- Assumption #4: You have proportional odds, which is a fundamental assumption of this type of ordinal regression model; that is, the type of ordinal regression that we are using in this guide (i.e., cumulative odds ordinal regression with proportional odds). The assumption of proportional odds means that each independent variable has an identical effect at each cumulative split of the ordinal dependent variable. It is tested in SPSS Statistics using a full likelihood ratio test comparing the fitted location model to a model with varying location parameters. Whilst this can sound a little complicated, we explain it in our enhanced ordinal regression guide. The only problem with this test is that it can flag violations that do not exist, so we also show you how to run separate binomial logistic regressions on cumulative dichotomous dependent variables to further determine if this assumption is met. Again, this sounds complicated, but we show you how to do it using SPSS Statistics in our enhanced ordinal regression guide, as well as explaining how to interpret the results from this test.

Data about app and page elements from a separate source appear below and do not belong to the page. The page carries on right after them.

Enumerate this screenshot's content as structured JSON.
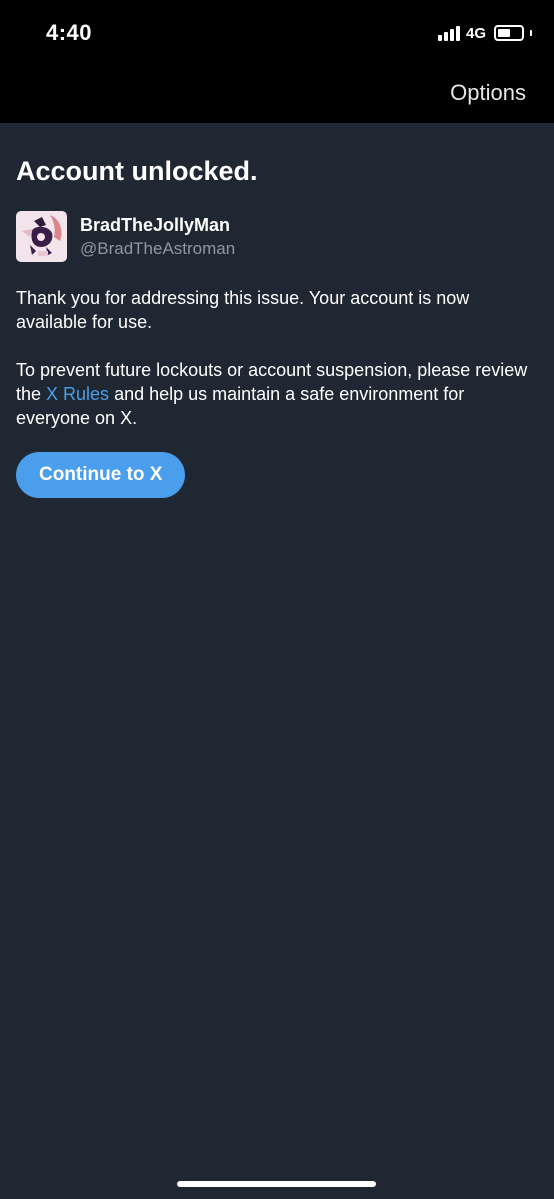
{
  "status_bar": {
    "time": "4:40",
    "network": "4G"
  },
  "header": {
    "options_label": "Options"
  },
  "page": {
    "title": "Account unlocked."
  },
  "account": {
    "display_name": "BradTheJollyMan",
    "handle": "@BradTheAstroman"
  },
  "message": {
    "paragraph1": "Thank you for addressing this issue. Your account is now available for use.",
    "paragraph2_before": "To prevent future lockouts or account suspension, please review the ",
    "paragraph2_link": "X Rules",
    "paragraph2_after": " and help us maintain a safe environment for everyone on X."
  },
  "actions": {
    "continue_label": "Continue to X"
  },
  "colors": {
    "background": "#1f2733",
    "accent": "#4a9eeb",
    "handle": "#8b98a5"
  }
}
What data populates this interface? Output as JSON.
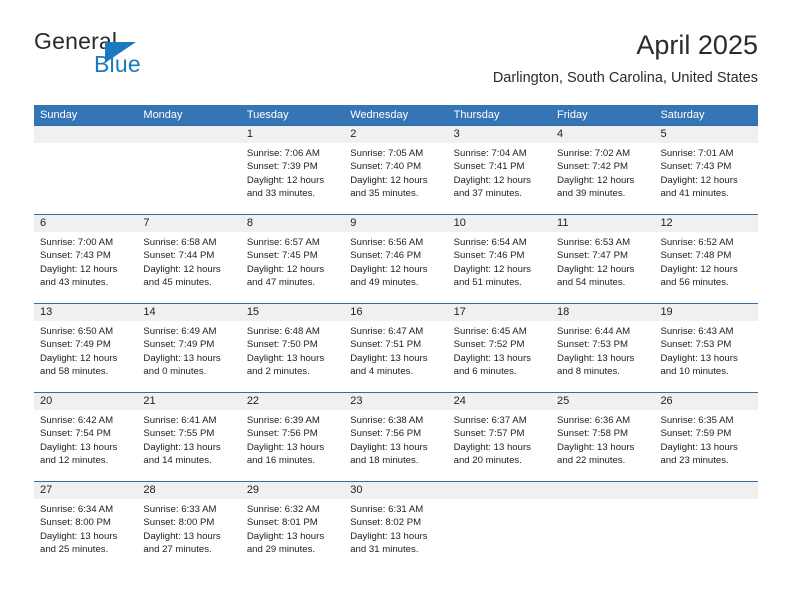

You can check assumptions #3 and #4 using SPSS Statistics. Assumptions #1 and #2 should be checked first, before moving onto assumptions #3 and #4. We suggest testing these assumptions in this order because it represents an order where, if a violation to the assumption is not correctable, you will no longer be able to use ordinal regression (although you may be able to run another statistical test on your data instead). Just remember that if you do not run the statistical tests on these assumptions correctly, the results you get when running ordinal regression might not be valid. This is why we dedicate a number of sections of our enhanced ordinal regression guide to help you get this right. You can find out about our enhanced content as a whole on our Features: Overview page, or more specifically, learn how we help with testing assumptions on our Features: Assumptions page.
In the section, Procedure, we illustrate the SPSS Statistics procedure to perform an ordinal regression assuming that no assumptions have been violated. First, we introduce the example that is used in this guide.